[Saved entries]
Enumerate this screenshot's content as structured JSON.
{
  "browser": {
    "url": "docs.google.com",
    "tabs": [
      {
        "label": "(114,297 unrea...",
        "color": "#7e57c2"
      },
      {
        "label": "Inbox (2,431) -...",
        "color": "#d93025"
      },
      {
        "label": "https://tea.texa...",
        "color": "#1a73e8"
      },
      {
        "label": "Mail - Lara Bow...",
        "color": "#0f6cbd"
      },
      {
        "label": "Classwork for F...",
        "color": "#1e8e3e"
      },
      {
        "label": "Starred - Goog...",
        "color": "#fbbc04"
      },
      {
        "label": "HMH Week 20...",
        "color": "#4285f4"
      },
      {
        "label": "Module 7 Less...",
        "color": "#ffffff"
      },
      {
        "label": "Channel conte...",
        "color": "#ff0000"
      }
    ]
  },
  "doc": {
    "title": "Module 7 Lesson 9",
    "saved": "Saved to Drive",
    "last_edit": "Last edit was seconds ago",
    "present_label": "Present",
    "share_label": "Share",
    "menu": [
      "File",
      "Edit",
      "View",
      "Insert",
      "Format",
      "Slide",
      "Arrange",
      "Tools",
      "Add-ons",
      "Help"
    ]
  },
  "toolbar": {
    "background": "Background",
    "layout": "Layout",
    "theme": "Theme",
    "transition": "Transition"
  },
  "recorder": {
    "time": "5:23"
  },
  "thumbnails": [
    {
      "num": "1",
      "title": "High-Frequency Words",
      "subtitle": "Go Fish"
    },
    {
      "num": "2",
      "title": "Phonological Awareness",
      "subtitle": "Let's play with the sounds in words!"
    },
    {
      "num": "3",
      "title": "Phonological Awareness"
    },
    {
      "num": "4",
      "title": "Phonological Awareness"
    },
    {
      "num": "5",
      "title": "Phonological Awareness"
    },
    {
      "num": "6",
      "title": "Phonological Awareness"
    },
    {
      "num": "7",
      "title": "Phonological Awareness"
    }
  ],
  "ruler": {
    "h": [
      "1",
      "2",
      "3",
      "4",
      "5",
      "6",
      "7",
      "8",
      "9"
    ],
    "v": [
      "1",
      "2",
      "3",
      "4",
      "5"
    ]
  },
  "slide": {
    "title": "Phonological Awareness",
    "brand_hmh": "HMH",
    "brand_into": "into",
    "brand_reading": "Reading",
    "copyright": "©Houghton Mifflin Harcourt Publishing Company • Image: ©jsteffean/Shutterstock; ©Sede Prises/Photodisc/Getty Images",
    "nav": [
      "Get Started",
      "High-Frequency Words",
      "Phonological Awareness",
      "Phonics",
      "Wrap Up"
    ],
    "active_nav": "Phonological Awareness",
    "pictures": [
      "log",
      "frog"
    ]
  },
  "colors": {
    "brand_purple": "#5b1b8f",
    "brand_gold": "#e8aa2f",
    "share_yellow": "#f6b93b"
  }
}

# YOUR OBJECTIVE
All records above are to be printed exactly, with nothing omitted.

# YOUR SOLUTION
Enumerate this screenshot's content as structured JSON.
{
  "browser": {
    "url": "docs.google.com",
    "tabs": [
      {
        "label": "(114,297 unrea...",
        "color": "#7e57c2"
      },
      {
        "label": "Inbox (2,431) -...",
        "color": "#d93025"
      },
      {
        "label": "https://tea.texa...",
        "color": "#1a73e8"
      },
      {
        "label": "Mail - Lara Bow...",
        "color": "#0f6cbd"
      },
      {
        "label": "Classwork for F...",
        "color": "#1e8e3e"
      },
      {
        "label": "Starred - Goog...",
        "color": "#fbbc04"
      },
      {
        "label": "HMH Week 20...",
        "color": "#4285f4"
      },
      {
        "label": "Module 7 Less...",
        "color": "#ffffff"
      },
      {
        "label": "Channel conte...",
        "color": "#ff0000"
      }
    ]
  },
  "doc": {
    "title": "Module 7 Lesson 9",
    "saved": "Saved to Drive",
    "last_edit": "Last edit was seconds ago",
    "present_label": "Present",
    "share_label": "Share",
    "menu": [
      "File",
      "Edit",
      "View",
      "Insert",
      "Format",
      "Slide",
      "Arrange",
      "Tools",
      "Add-ons",
      "Help"
    ]
  },
  "toolbar": {
    "background": "Background",
    "layout": "Layout",
    "theme": "Theme",
    "transition": "Transition"
  },
  "recorder": {
    "time": "5:23"
  },
  "thumbnails": [
    {
      "num": "1",
      "title": "High-Frequency Words",
      "subtitle": "Go Fish"
    },
    {
      "num": "2",
      "title": "Phonological Awareness",
      "subtitle": "Let's play with the sounds in words!"
    },
    {
      "num": "3",
      "title": "Phonological Awareness"
    },
    {
      "num": "4",
      "title": "Phonological Awareness"
    },
    {
      "num": "5",
      "title": "Phonological Awareness"
    },
    {
      "num": "6",
      "title": "Phonological Awareness"
    },
    {
      "num": "7",
      "title": "Phonological Awareness"
    }
  ],
  "ruler": {
    "h": [
      "1",
      "2",
      "3",
      "4",
      "5",
      "6",
      "7",
      "8",
      "9"
    ],
    "v": [
      "1",
      "2",
      "3",
      "4",
      "5"
    ]
  },
  "slide": {
    "title": "Phonological Awareness",
    "brand_hmh": "HMH",
    "brand_into": "into",
    "brand_reading": "Reading",
    "copyright": "©Houghton Mifflin Harcourt Publishing Company • Image: ©jsteffean/Shutterstock; ©Sede Prises/Photodisc/Getty Images",
    "nav": [
      "Get Started",
      "High-Frequency Words",
      "Phonological Awareness",
      "Phonics",
      "Wrap Up"
    ],
    "active_nav": "Phonological Awareness",
    "pictures": [
      "log",
      "frog"
    ]
  },
  "colors": {
    "brand_purple": "#5b1b8f",
    "brand_gold": "#e8aa2f",
    "share_yellow": "#f6b93b"
  }
}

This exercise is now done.